____ INPUT DATA

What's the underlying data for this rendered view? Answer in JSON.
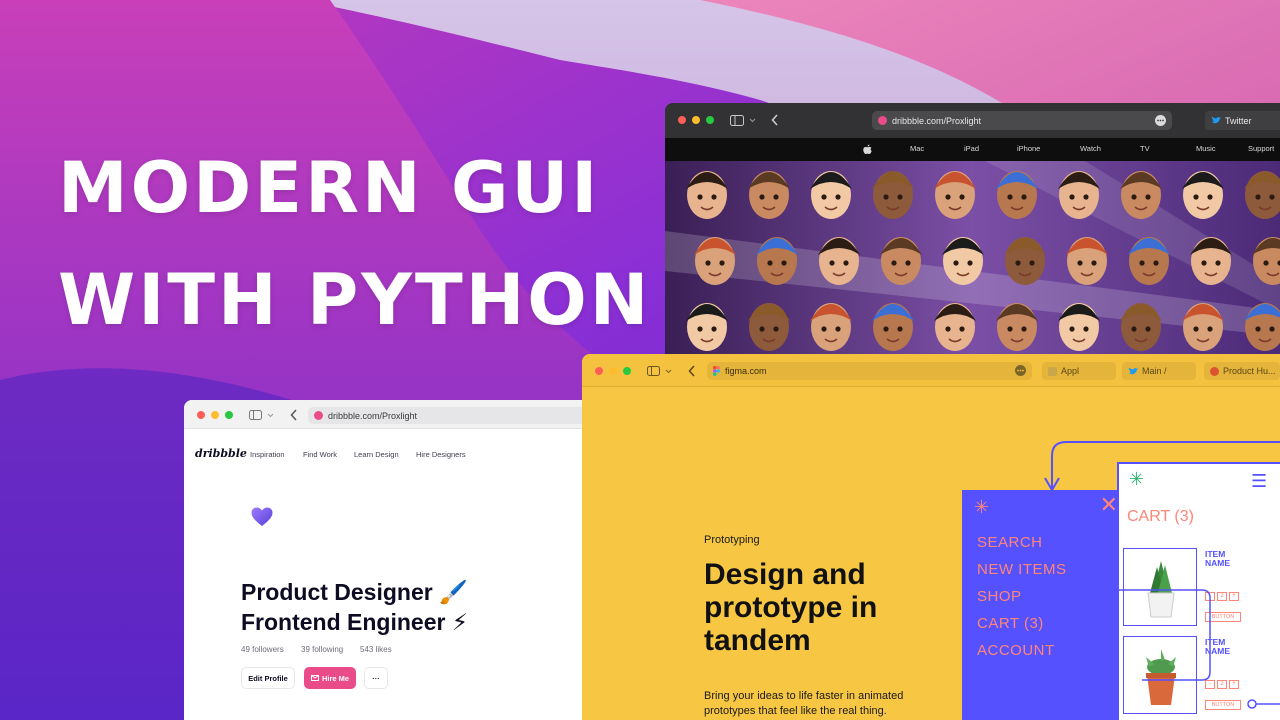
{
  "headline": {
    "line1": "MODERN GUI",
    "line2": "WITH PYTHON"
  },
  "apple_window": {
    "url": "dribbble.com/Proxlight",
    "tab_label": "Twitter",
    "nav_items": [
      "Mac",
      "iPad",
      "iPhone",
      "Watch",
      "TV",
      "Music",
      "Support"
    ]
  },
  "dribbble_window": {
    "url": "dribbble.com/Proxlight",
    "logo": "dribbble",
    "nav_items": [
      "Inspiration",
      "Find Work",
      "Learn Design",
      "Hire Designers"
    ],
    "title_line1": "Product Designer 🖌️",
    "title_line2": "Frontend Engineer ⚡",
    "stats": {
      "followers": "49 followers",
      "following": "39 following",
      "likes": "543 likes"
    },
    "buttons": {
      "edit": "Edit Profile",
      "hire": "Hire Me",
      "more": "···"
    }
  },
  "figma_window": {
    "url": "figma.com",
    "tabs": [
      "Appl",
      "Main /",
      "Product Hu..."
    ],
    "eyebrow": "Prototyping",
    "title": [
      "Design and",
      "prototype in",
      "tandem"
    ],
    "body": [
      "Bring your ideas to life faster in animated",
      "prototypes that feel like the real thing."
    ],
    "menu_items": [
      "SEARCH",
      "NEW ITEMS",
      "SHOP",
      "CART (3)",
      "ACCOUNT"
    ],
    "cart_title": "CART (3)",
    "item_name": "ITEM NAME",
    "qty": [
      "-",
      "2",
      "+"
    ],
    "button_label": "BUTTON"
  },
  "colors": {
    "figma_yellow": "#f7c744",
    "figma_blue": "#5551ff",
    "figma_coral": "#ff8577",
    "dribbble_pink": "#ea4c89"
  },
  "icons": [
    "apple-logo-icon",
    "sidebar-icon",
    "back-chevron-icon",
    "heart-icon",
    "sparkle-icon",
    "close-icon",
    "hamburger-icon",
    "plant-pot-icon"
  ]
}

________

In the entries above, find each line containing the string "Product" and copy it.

== RESULT BELOW ==
    "title_line1": "Product Designer 🖌️",
      "Product Hu..."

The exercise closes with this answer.